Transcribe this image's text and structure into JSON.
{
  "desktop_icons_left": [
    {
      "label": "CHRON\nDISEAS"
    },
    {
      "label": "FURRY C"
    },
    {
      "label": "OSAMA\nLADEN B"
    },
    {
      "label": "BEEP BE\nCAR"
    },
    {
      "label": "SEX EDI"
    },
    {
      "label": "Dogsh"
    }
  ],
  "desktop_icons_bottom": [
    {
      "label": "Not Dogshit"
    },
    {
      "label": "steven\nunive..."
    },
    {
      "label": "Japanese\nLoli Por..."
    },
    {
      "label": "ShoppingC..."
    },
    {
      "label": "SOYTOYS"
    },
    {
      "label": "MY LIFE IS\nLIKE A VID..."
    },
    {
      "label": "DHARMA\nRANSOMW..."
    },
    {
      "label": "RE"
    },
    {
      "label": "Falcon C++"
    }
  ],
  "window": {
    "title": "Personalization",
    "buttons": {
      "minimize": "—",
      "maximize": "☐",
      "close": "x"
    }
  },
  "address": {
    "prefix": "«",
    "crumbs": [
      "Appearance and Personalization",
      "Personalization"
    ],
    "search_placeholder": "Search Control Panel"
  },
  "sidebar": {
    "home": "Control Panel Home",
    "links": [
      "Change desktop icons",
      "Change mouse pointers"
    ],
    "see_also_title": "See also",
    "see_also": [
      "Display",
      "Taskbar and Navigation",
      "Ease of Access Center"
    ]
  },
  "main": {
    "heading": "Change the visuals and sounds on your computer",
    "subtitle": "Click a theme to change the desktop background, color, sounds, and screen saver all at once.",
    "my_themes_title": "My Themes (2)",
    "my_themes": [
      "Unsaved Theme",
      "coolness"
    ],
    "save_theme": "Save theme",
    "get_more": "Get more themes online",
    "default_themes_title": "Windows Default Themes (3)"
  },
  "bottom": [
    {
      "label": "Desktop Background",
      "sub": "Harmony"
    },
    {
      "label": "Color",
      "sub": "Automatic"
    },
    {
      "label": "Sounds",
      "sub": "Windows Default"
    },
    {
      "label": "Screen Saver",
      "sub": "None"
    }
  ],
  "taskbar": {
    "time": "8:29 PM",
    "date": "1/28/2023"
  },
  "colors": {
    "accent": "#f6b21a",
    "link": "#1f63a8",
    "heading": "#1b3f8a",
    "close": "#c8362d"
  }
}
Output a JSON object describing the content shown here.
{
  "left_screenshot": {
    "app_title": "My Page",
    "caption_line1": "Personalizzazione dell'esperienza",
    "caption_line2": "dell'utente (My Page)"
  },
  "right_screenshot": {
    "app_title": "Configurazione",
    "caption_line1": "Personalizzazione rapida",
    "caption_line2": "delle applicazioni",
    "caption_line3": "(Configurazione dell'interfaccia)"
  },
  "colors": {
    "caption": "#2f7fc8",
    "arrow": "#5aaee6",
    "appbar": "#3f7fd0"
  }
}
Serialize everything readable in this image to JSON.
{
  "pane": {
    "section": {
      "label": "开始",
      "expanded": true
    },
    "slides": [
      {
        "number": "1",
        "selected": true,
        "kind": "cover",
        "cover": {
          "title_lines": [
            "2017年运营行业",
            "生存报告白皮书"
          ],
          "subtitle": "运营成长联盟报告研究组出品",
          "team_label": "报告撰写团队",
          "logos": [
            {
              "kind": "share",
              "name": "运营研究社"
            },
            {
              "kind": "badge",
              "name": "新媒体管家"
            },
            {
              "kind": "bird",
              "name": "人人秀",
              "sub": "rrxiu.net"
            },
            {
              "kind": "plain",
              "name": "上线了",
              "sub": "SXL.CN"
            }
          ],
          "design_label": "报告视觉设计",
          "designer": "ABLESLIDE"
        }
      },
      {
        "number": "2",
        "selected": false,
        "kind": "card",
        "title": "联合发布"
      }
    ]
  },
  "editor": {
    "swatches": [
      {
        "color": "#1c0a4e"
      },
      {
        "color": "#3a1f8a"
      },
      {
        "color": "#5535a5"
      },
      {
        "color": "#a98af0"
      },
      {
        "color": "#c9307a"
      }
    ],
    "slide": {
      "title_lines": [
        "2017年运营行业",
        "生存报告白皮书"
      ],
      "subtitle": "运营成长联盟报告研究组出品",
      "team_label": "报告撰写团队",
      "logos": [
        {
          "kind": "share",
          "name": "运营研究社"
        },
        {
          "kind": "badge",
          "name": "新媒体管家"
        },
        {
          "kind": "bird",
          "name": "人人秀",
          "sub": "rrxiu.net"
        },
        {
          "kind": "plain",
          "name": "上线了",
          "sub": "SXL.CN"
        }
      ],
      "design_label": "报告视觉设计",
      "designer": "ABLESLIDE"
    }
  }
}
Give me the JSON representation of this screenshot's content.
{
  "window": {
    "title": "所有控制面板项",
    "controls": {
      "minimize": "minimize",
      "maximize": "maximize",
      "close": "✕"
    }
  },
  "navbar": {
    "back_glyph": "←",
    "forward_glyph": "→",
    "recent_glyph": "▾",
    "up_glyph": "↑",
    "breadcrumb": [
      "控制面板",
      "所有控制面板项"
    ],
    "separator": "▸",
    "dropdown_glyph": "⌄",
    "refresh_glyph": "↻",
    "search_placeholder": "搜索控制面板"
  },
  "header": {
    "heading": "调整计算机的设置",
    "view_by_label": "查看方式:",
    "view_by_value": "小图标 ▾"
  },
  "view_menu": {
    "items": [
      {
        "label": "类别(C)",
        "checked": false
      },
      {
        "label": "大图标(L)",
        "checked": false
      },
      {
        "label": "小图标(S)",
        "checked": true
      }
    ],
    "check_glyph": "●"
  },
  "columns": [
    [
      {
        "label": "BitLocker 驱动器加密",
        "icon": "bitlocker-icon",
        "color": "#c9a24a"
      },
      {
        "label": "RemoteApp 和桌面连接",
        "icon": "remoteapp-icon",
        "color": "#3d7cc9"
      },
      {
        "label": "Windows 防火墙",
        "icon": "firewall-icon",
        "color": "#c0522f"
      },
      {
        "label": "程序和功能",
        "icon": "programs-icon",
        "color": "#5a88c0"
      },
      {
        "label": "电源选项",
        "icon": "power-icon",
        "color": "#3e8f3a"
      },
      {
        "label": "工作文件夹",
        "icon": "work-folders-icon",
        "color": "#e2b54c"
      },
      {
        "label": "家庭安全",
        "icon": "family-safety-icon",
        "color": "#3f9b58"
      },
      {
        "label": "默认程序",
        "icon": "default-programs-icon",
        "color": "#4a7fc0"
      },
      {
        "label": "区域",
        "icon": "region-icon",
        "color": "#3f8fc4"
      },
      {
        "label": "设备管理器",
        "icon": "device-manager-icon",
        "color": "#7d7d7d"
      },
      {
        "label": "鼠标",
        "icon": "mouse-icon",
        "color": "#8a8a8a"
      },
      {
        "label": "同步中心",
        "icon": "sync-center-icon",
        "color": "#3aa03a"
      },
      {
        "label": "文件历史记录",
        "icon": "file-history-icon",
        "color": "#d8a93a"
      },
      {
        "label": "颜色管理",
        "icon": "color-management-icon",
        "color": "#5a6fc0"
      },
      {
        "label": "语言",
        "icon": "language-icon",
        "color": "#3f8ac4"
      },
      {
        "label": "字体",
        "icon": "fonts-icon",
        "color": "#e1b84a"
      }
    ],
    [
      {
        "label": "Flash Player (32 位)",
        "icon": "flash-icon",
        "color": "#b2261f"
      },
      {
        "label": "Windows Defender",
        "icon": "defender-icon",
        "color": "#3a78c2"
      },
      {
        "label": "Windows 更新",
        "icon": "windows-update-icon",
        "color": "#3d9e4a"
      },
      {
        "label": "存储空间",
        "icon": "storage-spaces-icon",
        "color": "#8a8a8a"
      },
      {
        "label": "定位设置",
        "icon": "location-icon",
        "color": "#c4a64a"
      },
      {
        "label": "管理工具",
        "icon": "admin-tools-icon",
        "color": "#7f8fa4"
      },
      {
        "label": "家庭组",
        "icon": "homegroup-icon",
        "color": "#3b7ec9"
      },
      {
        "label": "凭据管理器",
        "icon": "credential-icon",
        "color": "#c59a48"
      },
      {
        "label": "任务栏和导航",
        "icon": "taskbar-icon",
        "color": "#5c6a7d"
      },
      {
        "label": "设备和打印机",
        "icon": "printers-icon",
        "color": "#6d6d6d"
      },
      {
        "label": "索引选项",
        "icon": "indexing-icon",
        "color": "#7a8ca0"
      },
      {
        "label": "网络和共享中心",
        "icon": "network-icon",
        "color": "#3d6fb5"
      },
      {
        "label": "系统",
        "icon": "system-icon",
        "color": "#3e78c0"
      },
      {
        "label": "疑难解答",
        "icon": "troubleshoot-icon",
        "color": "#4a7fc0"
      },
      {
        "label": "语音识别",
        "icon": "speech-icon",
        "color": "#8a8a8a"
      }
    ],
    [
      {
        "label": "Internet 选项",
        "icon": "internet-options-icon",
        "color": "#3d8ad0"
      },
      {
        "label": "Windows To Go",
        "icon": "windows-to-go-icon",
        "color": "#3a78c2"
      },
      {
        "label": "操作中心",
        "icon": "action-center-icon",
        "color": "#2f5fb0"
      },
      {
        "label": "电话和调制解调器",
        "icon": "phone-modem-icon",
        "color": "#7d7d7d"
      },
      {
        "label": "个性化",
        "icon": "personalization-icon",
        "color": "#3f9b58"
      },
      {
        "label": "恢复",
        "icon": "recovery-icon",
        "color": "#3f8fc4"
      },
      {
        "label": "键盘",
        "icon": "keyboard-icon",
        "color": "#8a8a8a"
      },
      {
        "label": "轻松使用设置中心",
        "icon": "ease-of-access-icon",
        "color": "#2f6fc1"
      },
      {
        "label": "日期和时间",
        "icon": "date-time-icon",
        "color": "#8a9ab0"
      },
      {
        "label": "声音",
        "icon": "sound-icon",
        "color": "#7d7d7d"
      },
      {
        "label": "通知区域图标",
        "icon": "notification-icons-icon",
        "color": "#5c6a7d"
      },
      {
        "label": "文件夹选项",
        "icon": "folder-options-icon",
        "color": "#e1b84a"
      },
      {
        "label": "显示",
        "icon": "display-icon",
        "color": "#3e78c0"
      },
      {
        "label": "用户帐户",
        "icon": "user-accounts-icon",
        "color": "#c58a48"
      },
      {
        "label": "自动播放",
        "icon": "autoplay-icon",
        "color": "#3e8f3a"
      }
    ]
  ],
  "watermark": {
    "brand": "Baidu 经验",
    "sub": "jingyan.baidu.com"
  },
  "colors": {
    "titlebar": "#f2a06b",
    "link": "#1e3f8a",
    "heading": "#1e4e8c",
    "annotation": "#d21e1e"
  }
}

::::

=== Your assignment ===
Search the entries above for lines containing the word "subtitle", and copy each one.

=== Solution ===
    "subtitle": "Click a theme to change the desktop background, color, sounds, and screen saver all at once.",
          "subtitle": "运营成长联盟报告研究组出品",
      "subtitle": "运营成长联盟报告研究组出品",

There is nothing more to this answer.